The New Today


St. Lucia election – The lessons we may never learn

Any analysis of the St. Lucia’s National Elections which fails to factor in the simple but noteworthy fact that an incumbent has not tasted success at the polls since the early part of the 21st century, cannot be considered with any degree of seriousness.

Simply put, St. Lucians do not vote in Governments – they vote out Governments. If anything, this should have been our biggest take away from the St. Lucia election experience. Sadly, this is just not how we roll in this Carn-tree.

In one of Calistra Farrier’s Narrative Programs, which sought to predict the results of the St. Lucia election, the two guests on the program, journalists by training, amazingly remarked that one of the main issues which in all probability will sway the voting public was the Government’s inability to rebuild St. Jude’s Hospital in the South of the island, a project which they had committed to giving priority during their five year tenure. Alas, the difference between the St. Lucian and Grenadian electorate could not be more profound.

In St. Lucia, it is the incumbent that is placed under the microscope and is made to undergo the painstaking scrutiny of the Masses. In Grenada it’s the other way around. The incumbent is easily given a bligh while the opposition forces are carefully examined and everything that they do and say or do not do and say is meticulously dissected to look for any loopholes.

The NDC’s mistakes of twelve years ago are hung as a millstone around the party’s neck and hashed and rehashed, while the incumbent’s present and ever rising atrocities are simply shrugged away.

Imagine in St. Lucia, the non-construction of a hospital is deemed as a huge factor in determining a Government’s fate at the polls. It stands to reason that if the NNP had to face the St. Lucian electorate, any one of the following would have certainly spelt its electoral doom.

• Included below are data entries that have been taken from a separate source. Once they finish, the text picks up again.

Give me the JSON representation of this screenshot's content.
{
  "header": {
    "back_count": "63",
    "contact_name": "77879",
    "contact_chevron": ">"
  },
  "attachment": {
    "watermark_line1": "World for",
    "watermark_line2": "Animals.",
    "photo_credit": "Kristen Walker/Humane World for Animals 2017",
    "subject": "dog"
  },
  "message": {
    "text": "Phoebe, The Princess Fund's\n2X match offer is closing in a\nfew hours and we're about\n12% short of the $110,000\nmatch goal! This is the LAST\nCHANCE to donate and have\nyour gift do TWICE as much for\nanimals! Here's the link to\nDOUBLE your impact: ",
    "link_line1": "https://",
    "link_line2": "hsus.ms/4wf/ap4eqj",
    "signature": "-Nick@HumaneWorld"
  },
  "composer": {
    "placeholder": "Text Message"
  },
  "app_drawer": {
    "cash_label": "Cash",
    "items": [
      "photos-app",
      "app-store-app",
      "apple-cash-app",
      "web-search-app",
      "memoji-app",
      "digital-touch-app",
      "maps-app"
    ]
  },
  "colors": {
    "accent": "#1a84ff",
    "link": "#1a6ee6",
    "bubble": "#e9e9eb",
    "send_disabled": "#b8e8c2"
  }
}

(1). The grand announcement on the eve of the election that oil was found and that the country would start to boom. Remember that voting the NNP into power was necessary so that Nazim would not get his hands on the oil. After the election, oil became the most difficult word for an NNP Minister to pronounce. In fact, the only oil we have seen since is on the bodies of the defiant Jab Jab players on weekends and “Cancelled Carnival Monday and Tuesday”.

(2). The MOU signed with the Trade Unions committing to restore pension and gratuity. Then before they had taken their oaths of office they showed that the MOU was not worth the paper it was written on. What is disconcerting is that NDCites have given the Government a pass on this one and have instead laid all the blame at the feet of the Trade Union leaders.

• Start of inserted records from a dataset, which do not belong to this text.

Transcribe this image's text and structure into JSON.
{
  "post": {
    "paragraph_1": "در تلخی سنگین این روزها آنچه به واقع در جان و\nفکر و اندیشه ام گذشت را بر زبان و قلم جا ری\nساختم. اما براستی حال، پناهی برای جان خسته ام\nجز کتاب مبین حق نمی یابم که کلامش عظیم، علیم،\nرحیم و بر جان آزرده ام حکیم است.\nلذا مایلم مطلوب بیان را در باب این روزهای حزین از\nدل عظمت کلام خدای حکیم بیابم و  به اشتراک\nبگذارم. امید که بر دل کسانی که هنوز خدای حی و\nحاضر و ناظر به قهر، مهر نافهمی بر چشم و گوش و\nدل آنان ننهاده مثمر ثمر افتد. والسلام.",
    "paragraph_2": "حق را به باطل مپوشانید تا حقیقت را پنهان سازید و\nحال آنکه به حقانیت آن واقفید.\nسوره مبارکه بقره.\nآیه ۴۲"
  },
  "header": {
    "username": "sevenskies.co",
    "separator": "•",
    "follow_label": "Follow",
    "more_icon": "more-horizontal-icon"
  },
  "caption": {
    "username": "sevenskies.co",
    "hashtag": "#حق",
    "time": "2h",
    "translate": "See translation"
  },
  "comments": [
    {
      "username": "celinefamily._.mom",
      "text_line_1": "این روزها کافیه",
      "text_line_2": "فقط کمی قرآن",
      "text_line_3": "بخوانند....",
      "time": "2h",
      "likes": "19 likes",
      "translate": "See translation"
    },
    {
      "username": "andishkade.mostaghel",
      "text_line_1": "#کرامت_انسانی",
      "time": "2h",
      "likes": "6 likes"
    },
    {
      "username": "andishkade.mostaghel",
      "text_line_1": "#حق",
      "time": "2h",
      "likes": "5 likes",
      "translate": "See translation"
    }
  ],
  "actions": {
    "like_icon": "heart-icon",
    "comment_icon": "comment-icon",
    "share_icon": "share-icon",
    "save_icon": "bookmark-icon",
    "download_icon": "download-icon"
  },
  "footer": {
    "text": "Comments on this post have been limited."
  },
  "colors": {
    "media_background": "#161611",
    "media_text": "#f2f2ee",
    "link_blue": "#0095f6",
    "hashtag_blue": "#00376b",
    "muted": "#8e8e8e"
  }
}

By ensuring that they received a written commitment and not just a promissory note of ‘mouth open and words jump out’, the Unions did the correct thing. It is the Government’s hands and feet which must be held to the fire for going back on its signed commitment. It is safe to say that this is exactly what the St. Lucian electorate would have done. But we in Grenada look for the easy target and in this case it’s the Trade Union leaders. This is tantamount to us blaming Jesus because Judas Iscariot betrayed him while exonerating Iscariot of all responsibilities.

(3). The declaration that the buying back of Grenlec would translate immediately into lower electricity bills for Grenadians. Instead our ‘light bills’ have been increasing at a speed which could match the spread of the new Covid-19 Delta variant.

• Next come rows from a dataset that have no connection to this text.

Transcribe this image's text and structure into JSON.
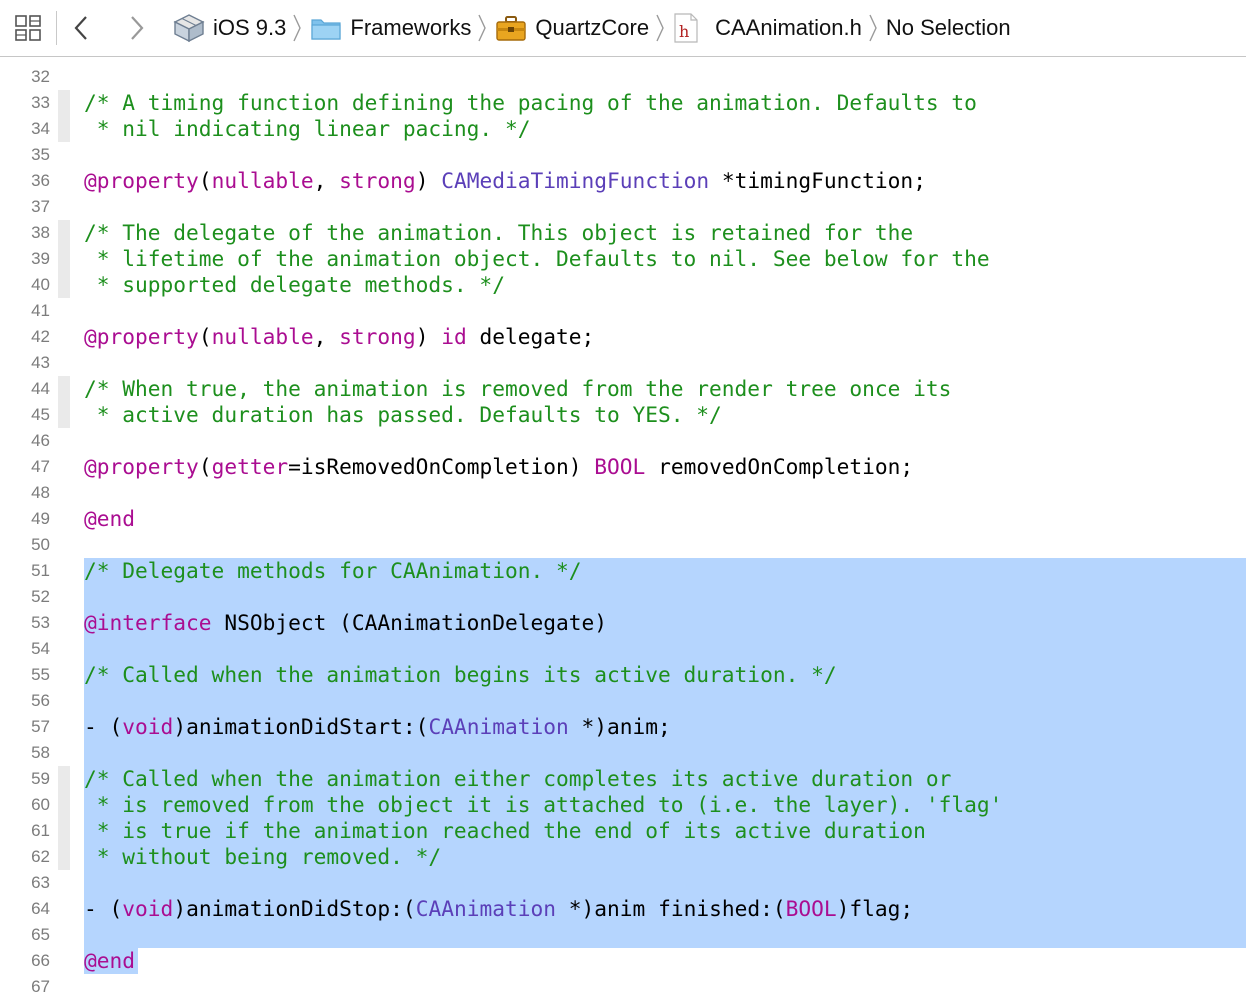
{
  "jumpbar": {
    "crumbs": [
      {
        "label": "iOS 9.3",
        "icon": "sdk-icon"
      },
      {
        "label": "Frameworks",
        "icon": "folder-icon"
      },
      {
        "label": "QuartzCore",
        "icon": "framework-toolbox-icon"
      },
      {
        "label": "CAAnimation.h",
        "icon": "header-file-icon"
      },
      {
        "label": "No Selection",
        "icon": ""
      }
    ]
  },
  "colors": {
    "comment": "#1d8f1d",
    "keyword": "#aa0d91",
    "type": "#5b3fb8",
    "selection": "#b5d5fe"
  },
  "editor": {
    "lines": [
      {
        "n": "32",
        "fold": false,
        "sel": "none",
        "tokens": []
      },
      {
        "n": "33",
        "fold": true,
        "sel": "none",
        "tokens": [
          {
            "c": "comment",
            "t": "/* A timing function defining the pacing of the animation. Defaults to"
          }
        ]
      },
      {
        "n": "34",
        "fold": true,
        "sel": "none",
        "tokens": [
          {
            "c": "comment",
            "t": " * nil indicating linear pacing. */"
          }
        ]
      },
      {
        "n": "35",
        "fold": false,
        "sel": "none",
        "tokens": []
      },
      {
        "n": "36",
        "fold": false,
        "sel": "none",
        "tokens": [
          {
            "c": "kw",
            "t": "@property"
          },
          {
            "c": "plain",
            "t": "("
          },
          {
            "c": "kw",
            "t": "nullable"
          },
          {
            "c": "plain",
            "t": ", "
          },
          {
            "c": "kw",
            "t": "strong"
          },
          {
            "c": "plain",
            "t": ") "
          },
          {
            "c": "type",
            "t": "CAMediaTimingFunction"
          },
          {
            "c": "plain",
            "t": " *timingFunction;"
          }
        ]
      },
      {
        "n": "37",
        "fold": false,
        "sel": "none",
        "tokens": []
      },
      {
        "n": "38",
        "fold": true,
        "sel": "none",
        "tokens": [
          {
            "c": "comment",
            "t": "/* The delegate of the animation. This object is retained for the"
          }
        ]
      },
      {
        "n": "39",
        "fold": true,
        "sel": "none",
        "tokens": [
          {
            "c": "comment",
            "t": " * lifetime of the animation object. Defaults to nil. See below for the"
          }
        ]
      },
      {
        "n": "40",
        "fold": true,
        "sel": "none",
        "tokens": [
          {
            "c": "comment",
            "t": " * supported delegate methods. */"
          }
        ]
      },
      {
        "n": "41",
        "fold": false,
        "sel": "none",
        "tokens": []
      },
      {
        "n": "42",
        "fold": false,
        "sel": "none",
        "tokens": [
          {
            "c": "kw",
            "t": "@property"
          },
          {
            "c": "plain",
            "t": "("
          },
          {
            "c": "kw",
            "t": "nullable"
          },
          {
            "c": "plain",
            "t": ", "
          },
          {
            "c": "kw",
            "t": "strong"
          },
          {
            "c": "plain",
            "t": ") "
          },
          {
            "c": "kw",
            "t": "id"
          },
          {
            "c": "plain",
            "t": " delegate;"
          }
        ]
      },
      {
        "n": "43",
        "fold": false,
        "sel": "none",
        "tokens": []
      },
      {
        "n": "44",
        "fold": true,
        "sel": "none",
        "tokens": [
          {
            "c": "comment",
            "t": "/* When true, the animation is removed from the render tree once its"
          }
        ]
      },
      {
        "n": "45",
        "fold": true,
        "sel": "none",
        "tokens": [
          {
            "c": "comment",
            "t": " * active duration has passed. Defaults to YES. */"
          }
        ]
      },
      {
        "n": "46",
        "fold": false,
        "sel": "none",
        "tokens": []
      },
      {
        "n": "47",
        "fold": false,
        "sel": "none",
        "tokens": [
          {
            "c": "kw",
            "t": "@property"
          },
          {
            "c": "plain",
            "t": "("
          },
          {
            "c": "kw",
            "t": "getter"
          },
          {
            "c": "plain",
            "t": "=isRemovedOnCompletion) "
          },
          {
            "c": "kw",
            "t": "BOOL"
          },
          {
            "c": "plain",
            "t": " removedOnCompletion;"
          }
        ]
      },
      {
        "n": "48",
        "fold": false,
        "sel": "none",
        "tokens": []
      },
      {
        "n": "49",
        "fold": false,
        "sel": "none",
        "tokens": [
          {
            "c": "kw",
            "t": "@end"
          }
        ]
      },
      {
        "n": "50",
        "fold": false,
        "sel": "none",
        "tokens": []
      },
      {
        "n": "51",
        "fold": false,
        "sel": "full",
        "tokens": [
          {
            "c": "comment",
            "t": "/* Delegate methods for CAAnimation. */"
          }
        ]
      },
      {
        "n": "52",
        "fold": false,
        "sel": "full",
        "tokens": []
      },
      {
        "n": "53",
        "fold": false,
        "sel": "full",
        "tokens": [
          {
            "c": "kw",
            "t": "@interface"
          },
          {
            "c": "plain",
            "t": " NSObject (CAAnimationDelegate)"
          }
        ]
      },
      {
        "n": "54",
        "fold": false,
        "sel": "full",
        "tokens": []
      },
      {
        "n": "55",
        "fold": false,
        "sel": "full",
        "tokens": [
          {
            "c": "comment",
            "t": "/* Called when the animation begins its active duration. */"
          }
        ]
      },
      {
        "n": "56",
        "fold": false,
        "sel": "full",
        "tokens": []
      },
      {
        "n": "57",
        "fold": false,
        "sel": "full",
        "tokens": [
          {
            "c": "plain",
            "t": "- ("
          },
          {
            "c": "kw",
            "t": "void"
          },
          {
            "c": "plain",
            "t": ")animationDidStart:("
          },
          {
            "c": "type",
            "t": "CAAnimation"
          },
          {
            "c": "plain",
            "t": " *)anim;"
          }
        ]
      },
      {
        "n": "58",
        "fold": false,
        "sel": "full",
        "tokens": []
      },
      {
        "n": "59",
        "fold": true,
        "sel": "full",
        "tokens": [
          {
            "c": "comment",
            "t": "/* Called when the animation either completes its active duration or"
          }
        ]
      },
      {
        "n": "60",
        "fold": true,
        "sel": "full",
        "tokens": [
          {
            "c": "comment",
            "t": " * is removed from the object it is attached to (i.e. the layer). 'flag'"
          }
        ]
      },
      {
        "n": "61",
        "fold": true,
        "sel": "full",
        "tokens": [
          {
            "c": "comment",
            "t": " * is true if the animation reached the end of its active duration"
          }
        ]
      },
      {
        "n": "62",
        "fold": true,
        "sel": "full",
        "tokens": [
          {
            "c": "comment",
            "t": " * without being removed. */"
          }
        ]
      },
      {
        "n": "63",
        "fold": false,
        "sel": "full",
        "tokens": []
      },
      {
        "n": "64",
        "fold": false,
        "sel": "full",
        "tokens": [
          {
            "c": "plain",
            "t": "- ("
          },
          {
            "c": "kw",
            "t": "void"
          },
          {
            "c": "plain",
            "t": ")animationDidStop:("
          },
          {
            "c": "type",
            "t": "CAAnimation"
          },
          {
            "c": "plain",
            "t": " *)anim finished:("
          },
          {
            "c": "kw",
            "t": "BOOL"
          },
          {
            "c": "plain",
            "t": ")flag;"
          }
        ]
      },
      {
        "n": "65",
        "fold": false,
        "sel": "full",
        "tokens": []
      },
      {
        "n": "66",
        "fold": false,
        "sel": "short",
        "tokens": [
          {
            "c": "kw",
            "t": "@end"
          }
        ]
      },
      {
        "n": "67",
        "fold": false,
        "sel": "none",
        "tokens": []
      }
    ]
  }
}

(4). The deplorable and horrendous state of our nation’s roads. Even the Ministers of government were forced to admit that the roads are bad, they are bad, bad, bad, bad, oh Gorm the roads bad! It is fair to say that this is the furthest south our roads have reached, maybe in the history of Grenada.

(5). The disgraceful and appalling state of our health care. As a matter of fact the St. Lucian electorate would have voted out the NNP since the last election because they campaigned on better health care in 2013 and marched up and down on All Fool’s Day berating the state of our health system during the stint of the NDC. In St. Lucia you cannot do that.

(6). The unspeakable missteps made by the Minister of Education and the way in which she has converted the Ministry of Education into a little mad house in which anything goes, nothing is surprising and decisions appear to be made to feed the Minister’s inflated ego and to settle vendettas rather than in the best interest of the education system. It is fair to say that this is the lowest depths that our education system has declined into and considering how low it was when this present Minister took over, no one would have guessed that there was so much acreage below for it to descend into.

I can go on and on because the atrocities of this Government are almost infinite, but these handful will suffice.

These are the lessons that the Lucians are teaching us. That we have to hold our Government accountable. That the foolish notion of if not them then who, should be dispelled immediately along with the idea that God only made one person with the capability to govern Grenada. That while, it is important for the opposition to articulate its plan and say what it is going to do, it is much more significant for the Government to be judged by the checklist of promises that it kept or failed to keep.

Next election cycle, the NNP must not be able to bring us back up to Pearls and declare that it will decriminalise marijuana and supporters simply jump up, scream out YAEEEE and that’s that; oil is forgotten, pension is forgotten and higher electricity bills forgiven. This is the lesson that the St. Lucia election is teaching us. Would we learn it? That is the big question.

Snake Oil